Cleaning symbiosis is critical for maintaining healthy biological communities in tropical marine ecosystems. However, potential negative impacts of mutualism, such as the transmission of pathogens and parasites during cleaning interactions, have rarely been evaluated. Here, we investigated whether the dedicated bluestreak cleaner wrasse Labroides dimidiatus, is susceptible to, and can transmit generalist ectoparasites between client fish. In laboratory experiments, L. dimidiatus were exposed to infective stages of three generalist ectoparasite species with contrasting life-histories. Labroides dimidiatus were susceptible to infection by the gnathiid isopod, Gnathia aureamaculosa, but significantly less susceptible to the ciliate protozoan, Cryptocaryon irritans, and the monogenean flatworm, Neobenedenia girellae, compared to control host species (Coris batuensis or Lates calcarifer). The potential for parasite transmission from a client fish to the cleaner fish was simulated using experimentally transplanted mobile adult (i.e., egg-producing) monogenean flatworms on L. dimidiatus. Parasites remained attached to cleaners for an average of two days, during which parasite egg production continued, but was reduced compared to control fish. Over this timespan, a wild cleaner may engage in several thousand cleaning interactions, providing numerous opportunities for mobile parasites to exploit cleaners as vectors. Our study provides the first experimental evidence that L. dimidiatus exhibits resistance to infective stages of some parasites yet has the potential to temporarily transport adult parasites. We propose that some parasites that evade being eaten by cleaner fish could exploit cleaning interactions as a mechanism for transmission and spread.

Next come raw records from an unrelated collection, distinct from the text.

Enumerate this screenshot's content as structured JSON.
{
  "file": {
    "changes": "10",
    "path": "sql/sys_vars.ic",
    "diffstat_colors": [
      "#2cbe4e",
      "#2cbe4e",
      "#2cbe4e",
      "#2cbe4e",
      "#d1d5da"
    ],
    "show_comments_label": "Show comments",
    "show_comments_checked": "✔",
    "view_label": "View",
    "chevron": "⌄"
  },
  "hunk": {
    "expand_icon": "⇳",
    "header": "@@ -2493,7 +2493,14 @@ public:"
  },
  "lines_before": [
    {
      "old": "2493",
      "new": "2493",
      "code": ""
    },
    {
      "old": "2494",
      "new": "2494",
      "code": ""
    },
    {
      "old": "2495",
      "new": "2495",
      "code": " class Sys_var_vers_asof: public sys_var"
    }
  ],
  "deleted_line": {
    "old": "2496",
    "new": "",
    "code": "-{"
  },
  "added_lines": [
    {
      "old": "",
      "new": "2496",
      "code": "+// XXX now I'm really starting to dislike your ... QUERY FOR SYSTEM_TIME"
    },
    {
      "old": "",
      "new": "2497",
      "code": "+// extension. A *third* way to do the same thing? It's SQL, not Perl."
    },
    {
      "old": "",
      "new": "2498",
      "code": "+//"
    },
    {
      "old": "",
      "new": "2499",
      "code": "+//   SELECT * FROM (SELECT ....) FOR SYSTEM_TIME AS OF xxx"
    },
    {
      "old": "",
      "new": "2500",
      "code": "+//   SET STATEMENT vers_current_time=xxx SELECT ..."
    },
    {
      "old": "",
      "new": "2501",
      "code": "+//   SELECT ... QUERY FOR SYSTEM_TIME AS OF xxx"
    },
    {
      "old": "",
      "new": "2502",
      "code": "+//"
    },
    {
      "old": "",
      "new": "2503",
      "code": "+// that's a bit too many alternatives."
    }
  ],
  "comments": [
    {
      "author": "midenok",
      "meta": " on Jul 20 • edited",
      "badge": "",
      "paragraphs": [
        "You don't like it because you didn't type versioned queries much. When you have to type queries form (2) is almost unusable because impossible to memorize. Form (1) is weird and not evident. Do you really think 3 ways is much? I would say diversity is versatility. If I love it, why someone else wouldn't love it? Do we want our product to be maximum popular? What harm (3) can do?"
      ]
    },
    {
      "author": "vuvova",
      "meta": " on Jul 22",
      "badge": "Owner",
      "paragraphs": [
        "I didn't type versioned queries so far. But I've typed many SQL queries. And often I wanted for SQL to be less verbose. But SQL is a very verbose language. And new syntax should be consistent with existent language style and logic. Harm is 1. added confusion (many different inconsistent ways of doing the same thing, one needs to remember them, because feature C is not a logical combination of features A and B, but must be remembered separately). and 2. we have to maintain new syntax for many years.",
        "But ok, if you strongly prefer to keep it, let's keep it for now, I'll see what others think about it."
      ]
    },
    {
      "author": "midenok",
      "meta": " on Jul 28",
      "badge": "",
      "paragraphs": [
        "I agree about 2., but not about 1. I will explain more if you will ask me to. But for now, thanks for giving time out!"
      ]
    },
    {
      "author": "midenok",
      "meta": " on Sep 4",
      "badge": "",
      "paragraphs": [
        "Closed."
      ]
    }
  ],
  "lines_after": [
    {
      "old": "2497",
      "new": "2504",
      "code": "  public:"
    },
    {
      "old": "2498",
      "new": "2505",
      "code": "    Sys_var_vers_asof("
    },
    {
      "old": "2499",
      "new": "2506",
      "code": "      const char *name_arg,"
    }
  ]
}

Data methods:

In laboratory experiments, we first test the susceptibility of L. dimidiatus to three generalist parasites with contrasting life-histories. To do so, we exposed 20 L. dimidiatus and 20 control individuals (Coris batuensis or Lates calcarifer) to infective stages of a species of gnathiid isopod Gnathia aureamaculosa, a species of monogenean flatworm Neobenedenia girellae and a species of ciliate protozoan Cryptocaryon irritans. We then test whether adult N. girellae remained attached and produced viable eggs when transferred to the skin of live Lab. dimidiatus by manually transplanted adult N. girellae from a donor host to L. dimidiatus. Finally, we test for how long adult N. girellae could survive on L. dimidiatus after being manually transplanted. All data analyses were performed in R version 4.0.2 (R Core Team 2020)
The full methodology is available in the publication shown in the Related Publication link below.

Software/equipment used to create/collect the data: Excel version 2205

Software/equipment used to manipulate/analyse the data: R Studio 2021.09.0

Created: 2022-07-22

Data time period: 15 01 2019 to 15 03 2020

Spatial Coverage And Location

text: Townsville, Queensland, Australia

text: Lizard Island, northern Great Barrier Reef, Queensland, Australia

Other Information
Pauline Narvaez

orcid : https://orcid.org/0000-0002-4513-6169

Identifiers
  • Local : https://research.jcu.edu.au/data/published/955d5180f7cd11ecbf5941610fa1e0e4
  • DOI : 10.25903/txvf-1216